======== Material for this exercise

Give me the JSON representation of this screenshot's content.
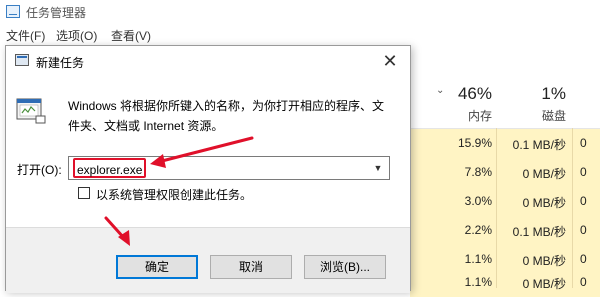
{
  "taskmanager": {
    "title": "任务管理器",
    "menu": [
      "文件(F)",
      "选项(O)",
      "查看(V)"
    ],
    "columns": [
      {
        "pct": "46%",
        "name": "内存"
      },
      {
        "pct": "1%",
        "name": "磁盘"
      }
    ],
    "rows": [
      {
        "memory": "15.9%",
        "disk": "0.1 MB/秒",
        "extra": "0"
      },
      {
        "memory": "7.8%",
        "disk": "0 MB/秒",
        "extra": "0"
      },
      {
        "memory": "3.0%",
        "disk": "0 MB/秒",
        "extra": "0"
      },
      {
        "memory": "2.2%",
        "disk": "0.1 MB/秒",
        "extra": "0"
      },
      {
        "memory": "1.1%",
        "disk": "0 MB/秒",
        "extra": "0"
      },
      {
        "memory": "1.1%",
        "disk": "0 MB/秒",
        "extra": "0"
      }
    ],
    "highlight_color": "#fff4c4"
  },
  "dialog": {
    "title": "新建任务",
    "close": "✕",
    "description": "Windows 将根据你所键入的名称，为你打开相应的程序、文件夹、文档或 Internet 资源。",
    "open_label": "打开(O):",
    "command_value": "explorer.exe",
    "dropdown_icon": "chevron-down-icon",
    "admin_checkbox_label": "以系统管理权限创建此任务。",
    "buttons": {
      "ok": "确定",
      "cancel": "取消",
      "browse": "浏览(B)..."
    }
  },
  "annotation_color": "#e0102a"
}
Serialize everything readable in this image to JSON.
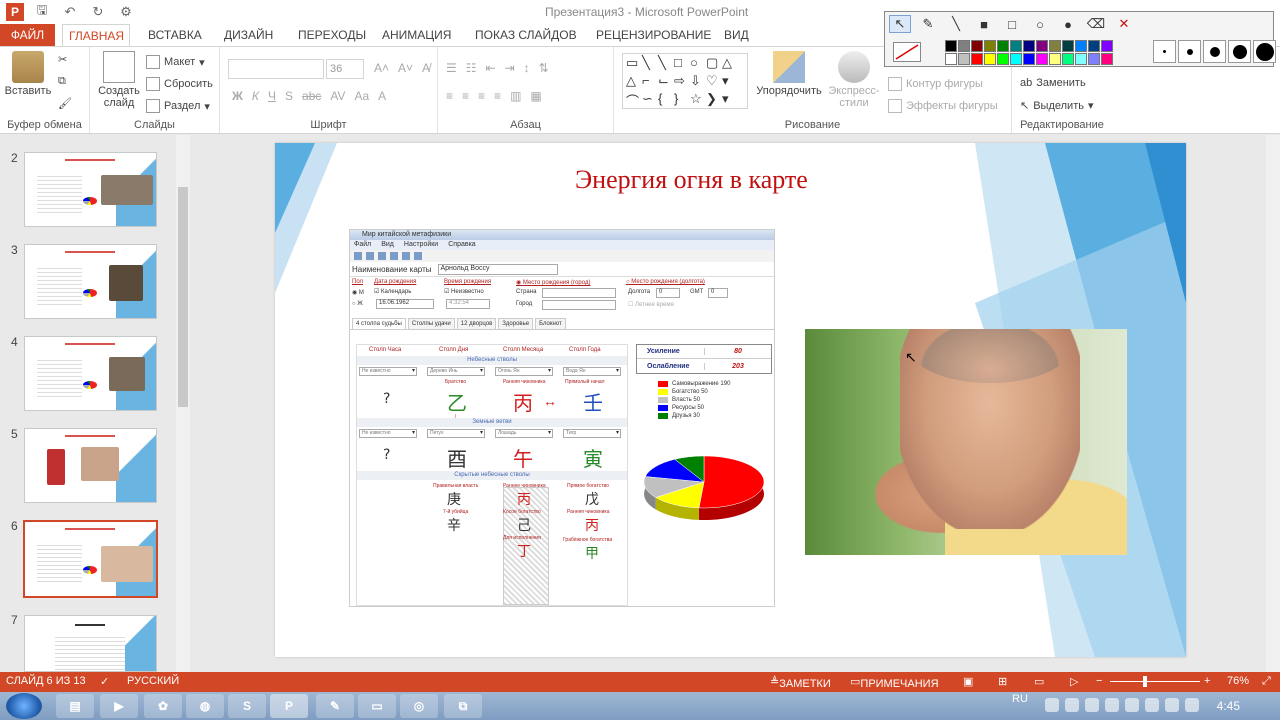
{
  "window": {
    "title": "Презентация3 - Microsoft PowerPoint",
    "app_letter": "P"
  },
  "ribbon_tabs": [
    {
      "label": "ФАЙЛ"
    },
    {
      "label": "ГЛАВНАЯ"
    },
    {
      "label": "ВСТАВКА"
    },
    {
      "label": "ДИЗАЙН"
    },
    {
      "label": "ПЕРЕХОДЫ"
    },
    {
      "label": "АНИМАЦИЯ"
    },
    {
      "label": "ПОКАЗ СЛАЙДОВ"
    },
    {
      "label": "РЕЦЕНЗИРОВАНИЕ"
    },
    {
      "label": "ВИД"
    }
  ],
  "ribbon": {
    "clipboard": {
      "paste_label": "Вставить",
      "group_label": "Буфер обмена"
    },
    "slides": {
      "new_slide_label": "Создать слайд",
      "layout_label": "Макет",
      "reset_label": "Сбросить",
      "section_label": "Раздел",
      "group_label": "Слайды"
    },
    "font": {
      "size": "36",
      "group_label": "Шрифт",
      "format_buttons": [
        "Ж",
        "К",
        "Ч",
        "S",
        "abc",
        "AV",
        "Aa",
        "A"
      ]
    },
    "paragraph": {
      "group_label": "Абзац"
    },
    "drawing": {
      "arrange_label": "Упорядочить",
      "styles_label": "Экспресс-стили",
      "outline_label": "Контур фигуры",
      "effects_label": "Эффекты фигуры",
      "group_label": "Рисование"
    },
    "editing": {
      "replace_label": "Заменить",
      "select_label": "Выделить",
      "group_label": "Редактирование"
    }
  },
  "pen_toolbar": {
    "tools": [
      "pointer-icon",
      "pen-icon",
      "line-icon",
      "filled-rect-icon",
      "rect-icon",
      "ellipse-icon",
      "filled-ellipse-icon",
      "eraser-icon",
      "close-icon"
    ],
    "colors": [
      "#000000",
      "#808080",
      "#800000",
      "#808000",
      "#008000",
      "#008080",
      "#000080",
      "#800080",
      "#808040",
      "#004040",
      "#0080ff",
      "#004080",
      "#8000ff",
      "#ffffff",
      "#c0c0c0",
      "#ff0000",
      "#ffff00",
      "#00ff00",
      "#00ffff",
      "#0000ff",
      "#ff00ff",
      "#ffff80",
      "#00ff80",
      "#80ffff",
      "#8080ff",
      "#ff0080"
    ]
  },
  "thumbnails": [
    {
      "number": "2"
    },
    {
      "number": "3"
    },
    {
      "number": "4"
    },
    {
      "number": "5"
    },
    {
      "number": "6"
    },
    {
      "number": "7"
    }
  ],
  "slide": {
    "title": "Энергия огня в карте",
    "app": {
      "title": "Мир китайской метафизики",
      "menu": [
        "Файл",
        "Вид",
        "Настройки",
        "Справка"
      ],
      "name_label": "Наименование карты",
      "name_value": "Арнольд Восcу",
      "gender_label": "Пол",
      "gender_m": "М",
      "gender_f": "Ж",
      "birthdate_label": "Дата рождения",
      "calendar_label": "Календарь",
      "birthdate_value": "16.06.1962",
      "birthtime_label": "Время рождения",
      "unknown_label": "Неизвестно",
      "birthtime_value": "4:32:54",
      "birthplace_city_label": "Место рождения (город)",
      "country_label": "Страна",
      "city_label": "Город",
      "birthplace_long_label": "Место рождения (долгота)",
      "longitude_label": "Долгота",
      "longitude_value": "0",
      "gmt_label": "GMT",
      "gmt_value": "0",
      "summer_label": "Летнее время",
      "subtabs": [
        "4 столпа судьбы",
        "Столпы удачи",
        "12 дворцов",
        "Здоровье",
        "Блокнот"
      ],
      "pillar_heads": [
        "Столп Часа",
        "Столп Дня",
        "Столп Месяца",
        "Столп Года"
      ],
      "heavenly_label": "Небесные стволы",
      "earthly_label": "Земные ветви",
      "hidden_label": "Скрытые небесные стволы",
      "heavenly_dd": [
        "Не известно",
        "Дерево Инь",
        "Огонь Ян",
        "Вода Ян"
      ],
      "earthly_dd": [
        "Не известно",
        "Петух",
        "Лошадь",
        "Тигр"
      ],
      "heavenly_sub": [
        "Братство",
        "Ранняя чиновника",
        "Прямолый начал"
      ],
      "heavenly_glyphs": [
        "?",
        "乙",
        "丙",
        "壬"
      ],
      "earthly_glyphs": [
        "?",
        "酉",
        "午",
        "寅"
      ],
      "hidden": [
        {
          "label": "Правильная власть",
          "glyph": "庚"
        },
        {
          "label": "7-й убийца",
          "glyph": "辛"
        },
        {
          "label": "Раннее чиновника",
          "glyph": "丙"
        },
        {
          "label": "Косое богатство",
          "glyph": "己"
        },
        {
          "label": "Для исполнения",
          "glyph": "丁"
        },
        {
          "label": "Прямое богатство",
          "glyph": "戊"
        },
        {
          "label": "Ранняя чиновника",
          "glyph": "丙"
        },
        {
          "label": "Грабёжное богатства",
          "glyph": "甲"
        }
      ],
      "score": [
        {
          "label": "Усиление",
          "value": "80"
        },
        {
          "label": "Ослабление",
          "value": "203"
        }
      ],
      "legend": [
        {
          "label": "Самовыражение",
          "value": "190",
          "color": "#ff0000"
        },
        {
          "label": "Богатство",
          "value": "50",
          "color": "#ffff00"
        },
        {
          "label": "Власть",
          "value": "50",
          "color": "#c0c0c0"
        },
        {
          "label": "Ресурсы",
          "value": "50",
          "color": "#0000ff"
        },
        {
          "label": "Друзья",
          "value": "30",
          "color": "#008000"
        }
      ]
    }
  },
  "chart_data": {
    "type": "pie",
    "categories": [
      "Самовыражение",
      "Богатство",
      "Власть",
      "Ресурсы",
      "Друзья"
    ],
    "values": [
      190,
      50,
      50,
      50,
      30
    ],
    "colors": [
      "#ff0000",
      "#ffff00",
      "#c0c0c0",
      "#0000ff",
      "#008000"
    ]
  },
  "statusbar": {
    "slide_info": "СЛАЙД 6 ИЗ 13",
    "language": "РУССКИЙ",
    "notes_label": "ЗАМЕТКИ",
    "comments_label": "ПРИМЕЧАНИЯ",
    "zoom": "76%"
  },
  "taskbar": {
    "lang": "RU",
    "time": "4:45",
    "apps": [
      "explorer",
      "media",
      "settings",
      "firefox",
      "skype",
      "powerpoint",
      "paint",
      "display",
      "chrome",
      "other"
    ]
  }
}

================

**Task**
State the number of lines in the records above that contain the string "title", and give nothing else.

**Result**
5